The Holy of Holies: 
On the Constituents of Emptiness 

If God is the Absolute, the profoundly not nothing, then Martin Heidegger - in his essay "What is Metaphysics?" - may have come up with the opposite of God, what he calls "the Nothing."

Emptiness can be a creative force: The universe begins, in the first lines of Genesis, with a "void." (Although how precisely the Absolute might interact with such an absence is, Heidegger suggests, a difficult ontological question; what standing Heidegger himself might have in a discussion of Jewish texts, given his political history, is itself a difficult ethical question.) A new kind of Christianity is created, it might be said, with the marvelous discovery, made by Mary Magdalene, that Jesus' burial tomb is empty. The absence of representations of God, the absence even of God - these emptinesses, too, can be fertile. Heidegger, for his part, sees all Being as being dependent upon the Nothing: "Being means: being held out into the Nothing."

Heidegger is not free of the temple builder's impulse to "set apart." He can't resist distinguishing the apprehension of this Nothing from what he calls "the public superficies of existence"; "the "Oh, yes" and the "Oh, no" of men of affairs"; "the comfortable enjoyment of tranquilized bustle." It is as if he, too, wants to escape from the profane into a private, inaccessible, sanctified room.

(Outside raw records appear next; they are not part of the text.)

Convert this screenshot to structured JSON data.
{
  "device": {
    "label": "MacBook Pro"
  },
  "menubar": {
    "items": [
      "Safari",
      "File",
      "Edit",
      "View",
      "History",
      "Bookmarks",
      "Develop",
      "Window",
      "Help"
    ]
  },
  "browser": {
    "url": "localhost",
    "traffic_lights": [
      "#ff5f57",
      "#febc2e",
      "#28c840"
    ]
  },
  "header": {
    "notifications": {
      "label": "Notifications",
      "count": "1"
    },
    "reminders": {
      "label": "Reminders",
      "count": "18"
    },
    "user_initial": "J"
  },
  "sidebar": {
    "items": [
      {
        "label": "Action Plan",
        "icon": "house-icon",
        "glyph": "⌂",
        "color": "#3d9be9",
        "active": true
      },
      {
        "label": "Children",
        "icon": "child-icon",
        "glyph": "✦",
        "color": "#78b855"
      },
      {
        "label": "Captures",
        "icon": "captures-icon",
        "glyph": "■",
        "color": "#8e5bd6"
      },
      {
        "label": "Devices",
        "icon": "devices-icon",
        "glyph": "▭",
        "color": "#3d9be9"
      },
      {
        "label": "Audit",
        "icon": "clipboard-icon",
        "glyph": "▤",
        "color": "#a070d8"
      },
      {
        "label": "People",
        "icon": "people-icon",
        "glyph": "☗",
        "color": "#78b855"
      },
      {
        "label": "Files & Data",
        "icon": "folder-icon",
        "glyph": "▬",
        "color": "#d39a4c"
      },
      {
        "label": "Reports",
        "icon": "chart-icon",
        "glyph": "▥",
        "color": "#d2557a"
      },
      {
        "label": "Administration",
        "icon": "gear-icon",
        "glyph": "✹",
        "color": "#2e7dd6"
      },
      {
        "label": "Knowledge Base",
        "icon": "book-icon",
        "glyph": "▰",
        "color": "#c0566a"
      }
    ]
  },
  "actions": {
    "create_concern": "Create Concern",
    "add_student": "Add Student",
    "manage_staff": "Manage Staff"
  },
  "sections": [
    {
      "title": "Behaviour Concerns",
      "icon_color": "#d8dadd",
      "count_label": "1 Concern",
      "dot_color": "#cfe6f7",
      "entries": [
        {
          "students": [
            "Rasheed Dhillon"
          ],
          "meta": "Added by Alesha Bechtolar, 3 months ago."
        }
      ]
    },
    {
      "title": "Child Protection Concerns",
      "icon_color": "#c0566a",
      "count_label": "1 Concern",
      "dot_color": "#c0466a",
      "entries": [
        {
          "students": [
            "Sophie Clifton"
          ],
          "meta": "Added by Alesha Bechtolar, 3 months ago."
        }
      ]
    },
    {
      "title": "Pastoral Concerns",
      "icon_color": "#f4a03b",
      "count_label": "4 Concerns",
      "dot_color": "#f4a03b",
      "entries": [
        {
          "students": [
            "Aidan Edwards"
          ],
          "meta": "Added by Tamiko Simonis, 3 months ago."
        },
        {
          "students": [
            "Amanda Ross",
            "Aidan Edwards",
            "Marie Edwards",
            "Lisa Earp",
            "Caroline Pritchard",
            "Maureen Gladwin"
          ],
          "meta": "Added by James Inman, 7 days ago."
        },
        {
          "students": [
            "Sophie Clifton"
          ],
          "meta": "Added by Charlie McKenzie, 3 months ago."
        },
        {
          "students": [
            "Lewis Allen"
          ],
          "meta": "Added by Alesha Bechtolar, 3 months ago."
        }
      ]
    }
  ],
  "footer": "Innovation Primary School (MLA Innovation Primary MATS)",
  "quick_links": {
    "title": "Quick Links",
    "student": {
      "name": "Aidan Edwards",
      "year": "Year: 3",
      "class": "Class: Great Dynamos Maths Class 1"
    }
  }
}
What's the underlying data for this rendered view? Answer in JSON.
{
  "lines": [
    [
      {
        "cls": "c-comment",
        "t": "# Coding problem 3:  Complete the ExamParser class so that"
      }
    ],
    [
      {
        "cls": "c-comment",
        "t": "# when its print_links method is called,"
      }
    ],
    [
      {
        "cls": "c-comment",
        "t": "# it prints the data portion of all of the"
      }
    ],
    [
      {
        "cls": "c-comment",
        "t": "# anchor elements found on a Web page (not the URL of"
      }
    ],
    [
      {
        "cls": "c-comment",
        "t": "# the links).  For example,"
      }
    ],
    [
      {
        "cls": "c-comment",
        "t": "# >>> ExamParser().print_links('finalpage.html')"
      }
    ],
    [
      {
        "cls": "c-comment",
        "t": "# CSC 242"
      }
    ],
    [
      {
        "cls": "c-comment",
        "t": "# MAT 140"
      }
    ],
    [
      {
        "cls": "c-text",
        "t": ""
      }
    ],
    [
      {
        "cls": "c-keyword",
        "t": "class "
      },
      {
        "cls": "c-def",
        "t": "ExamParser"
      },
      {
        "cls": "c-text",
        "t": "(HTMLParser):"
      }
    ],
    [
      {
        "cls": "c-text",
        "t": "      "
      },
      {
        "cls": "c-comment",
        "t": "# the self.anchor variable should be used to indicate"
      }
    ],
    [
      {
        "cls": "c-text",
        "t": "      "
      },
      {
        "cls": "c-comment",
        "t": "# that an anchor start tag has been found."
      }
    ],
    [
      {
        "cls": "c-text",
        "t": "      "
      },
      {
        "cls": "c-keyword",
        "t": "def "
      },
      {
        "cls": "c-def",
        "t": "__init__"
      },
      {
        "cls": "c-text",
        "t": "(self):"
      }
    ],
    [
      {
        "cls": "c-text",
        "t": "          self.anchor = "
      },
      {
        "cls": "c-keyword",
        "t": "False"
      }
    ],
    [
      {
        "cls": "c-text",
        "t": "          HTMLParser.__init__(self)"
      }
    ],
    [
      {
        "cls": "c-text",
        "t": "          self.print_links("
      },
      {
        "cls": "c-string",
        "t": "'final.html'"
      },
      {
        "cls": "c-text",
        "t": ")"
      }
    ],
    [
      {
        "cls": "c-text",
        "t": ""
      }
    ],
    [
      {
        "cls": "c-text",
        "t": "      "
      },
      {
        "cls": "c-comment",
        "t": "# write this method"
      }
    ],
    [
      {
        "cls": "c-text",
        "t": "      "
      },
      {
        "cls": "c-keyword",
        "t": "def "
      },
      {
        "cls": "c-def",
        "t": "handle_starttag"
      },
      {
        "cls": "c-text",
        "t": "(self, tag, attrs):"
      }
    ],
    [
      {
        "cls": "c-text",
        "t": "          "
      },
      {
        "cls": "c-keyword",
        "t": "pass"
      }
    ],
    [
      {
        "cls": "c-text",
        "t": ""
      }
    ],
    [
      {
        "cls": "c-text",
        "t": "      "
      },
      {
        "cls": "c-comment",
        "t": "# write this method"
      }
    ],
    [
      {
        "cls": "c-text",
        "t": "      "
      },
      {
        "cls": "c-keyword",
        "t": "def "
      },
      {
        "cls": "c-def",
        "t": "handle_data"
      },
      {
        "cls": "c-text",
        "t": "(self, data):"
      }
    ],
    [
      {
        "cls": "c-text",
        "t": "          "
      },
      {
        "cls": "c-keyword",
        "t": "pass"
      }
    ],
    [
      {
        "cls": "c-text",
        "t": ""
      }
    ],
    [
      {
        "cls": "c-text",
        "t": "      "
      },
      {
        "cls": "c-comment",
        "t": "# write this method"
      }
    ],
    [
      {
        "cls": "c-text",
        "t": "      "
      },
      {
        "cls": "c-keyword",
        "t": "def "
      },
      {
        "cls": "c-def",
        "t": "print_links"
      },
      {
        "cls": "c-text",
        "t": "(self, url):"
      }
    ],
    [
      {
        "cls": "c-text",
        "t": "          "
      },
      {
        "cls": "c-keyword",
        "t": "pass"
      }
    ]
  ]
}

However, if there is a Holy of Holies at the heart of Heidegger's philosophy - a place where we might contemplate this candidate for anointment as the opposite of God - it would not be exactly empty or, more precisely, it would not contain the emptiness that functions as "negation." Instead, it would be a place of "anxiety" - not an anxiety based on a specific fear, Heidegger explains, but on a generalized feeling of being "ill at ease." It would be a sanctuary filled with "nihilation."

Perhaps that is similar to a sanctuary filled with Koheleth's vapor.